** Task details **
Say how many lines of the entries below include "text", giving nothing but that number.
Records to process Block Start
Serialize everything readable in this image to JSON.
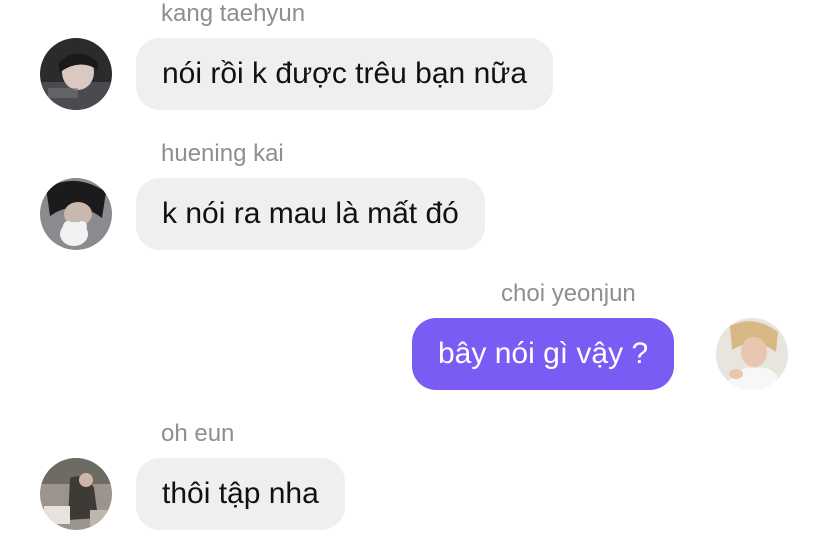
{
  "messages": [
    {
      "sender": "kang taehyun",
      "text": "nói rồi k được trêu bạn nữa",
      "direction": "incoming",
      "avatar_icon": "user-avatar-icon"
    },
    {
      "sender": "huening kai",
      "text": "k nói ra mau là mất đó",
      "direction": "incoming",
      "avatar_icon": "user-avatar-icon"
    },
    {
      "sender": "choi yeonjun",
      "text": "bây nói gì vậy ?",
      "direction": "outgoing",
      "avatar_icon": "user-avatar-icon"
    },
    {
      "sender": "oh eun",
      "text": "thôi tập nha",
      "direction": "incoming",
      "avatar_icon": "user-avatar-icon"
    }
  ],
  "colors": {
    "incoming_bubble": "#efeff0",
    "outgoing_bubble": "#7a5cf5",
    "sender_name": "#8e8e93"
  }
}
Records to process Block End
** Result of this exercise **
4